Bankruptcy - A Last Resort
Bankruptcy is a big step that can involve significant restrictions on your life. These restrictions continue until you are discharged from bankruptcy, which usually occurs automatically after three years. However negative effects continue beyond the bankruptcy period and include being:
- Default listed by a credit reporting agency for seven years.
- Placed on the public National Bankruptcy Registry indefinitely and having to declare, if required, that you have been bankrupt. This may be asked by landlords and creditors.
You will be released from the majority of your debts on discharge from bankruptcy, but not from all debts. A trustee will be appointed to your case when you are in bankruptcy and in order to pay your creditors, this trustee will:
- Sell your assets (although you will be able to keep certain types).
- Depending on your income, enforce payments from your earnings once you make over a certain amount during the period of your bankruptcy.
- Investigate your financial affairs and may recover property or money that you have transferred to someone else for inadequate consideration.
Most unsecured debts are cancelled by bankruptcy and include:
- Personal loans, credit cards and goods and services obtained on credit before bankruptcy.
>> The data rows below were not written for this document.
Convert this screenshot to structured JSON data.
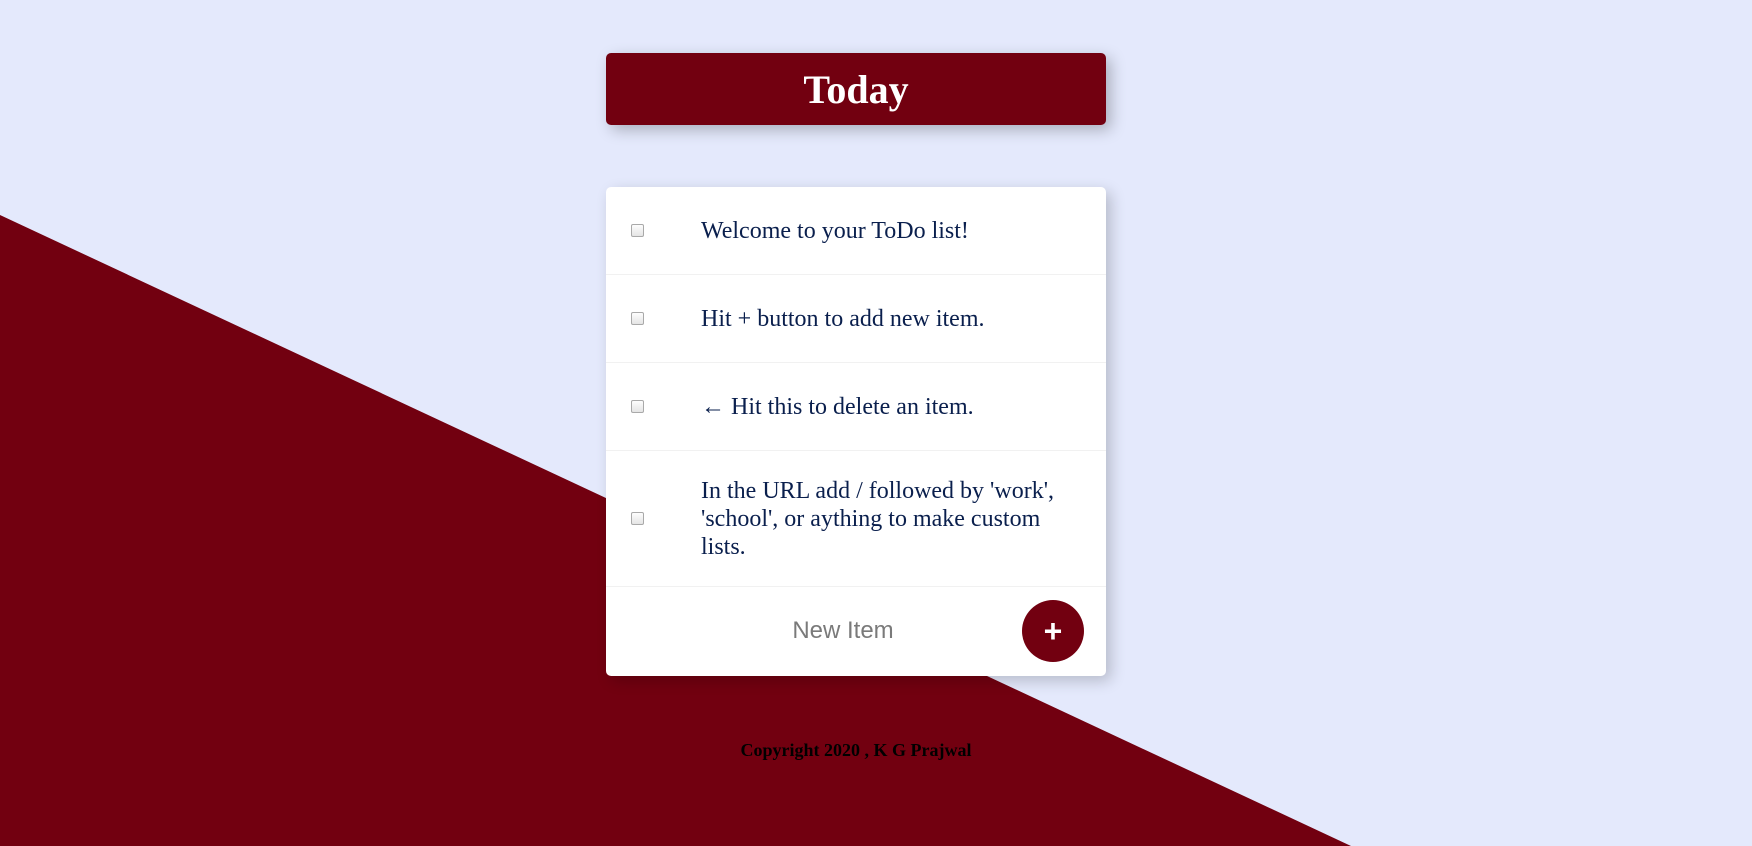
{
  "colors": {
    "background": "#E4E9FC",
    "accent": "#720010",
    "item_text": "#0A1F4D",
    "card": "#FFFFFF"
  },
  "heading": {
    "title": "Today"
  },
  "items": [
    {
      "text": "Welcome to your ToDo list!",
      "checked": false
    },
    {
      "text": "Hit + button to add new item.",
      "checked": false
    },
    {
      "text": "← Hit this to delete an item.",
      "checked": false
    },
    {
      "text": "In the URL add / followed by 'work', 'school', or aything to make custom lists.",
      "checked": false
    }
  ],
  "new_item": {
    "placeholder": "New Item",
    "value": ""
  },
  "add_button": {
    "label": "+",
    "icon": "plus-icon"
  },
  "footer": {
    "text": "Copyright 2020 , K G Prajwal"
  }
}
- Trade-related creditors incurred before bankruptcy.
- Taxation debts incurred before bankruptcy.
Centrelink will not try to recover their debt while you are bankrupt, but can pursue the debt once you have been discharged.
Penalties imposed by the Australian Taxation Office for late payment or the late lodgement of returns are also cancelled by bankruptcy. However, the ATO is entitled to keep any tax refunds due to you during the period of bankruptcy and apply these to
your unpaid income tax. Tax refunds after discharge from bankruptcy may be retained by you.
Debts that are not cancelled by bankruptcy include:
- Secured debts. These arise from loans which are backed-up by the right for the business lending the money to sell property (such as a car or a house) to repay the loan. (When there is still money owing after the sale then that amount becomes an unsecured debt and can be cancelled by bankruptcy).
- Student loans and Higher Education Contribution Scheme (HECS) or Higher Education Loan Programme (HELP).
- Centrelink debts due to fraud.
- Court-imposed fines.
- Child support and maintenance payments.
- Council rates.
If you are thinking about bankruptcy, keep in mind that it is very difficult to obtain any credit during that period and you will definitely not be able to obtain a large loan such as a home mortgage while you are in bankruptcy.
Bankruptcy should be seen as a last resort and only considered after obtaining the advice of a financial counsellor.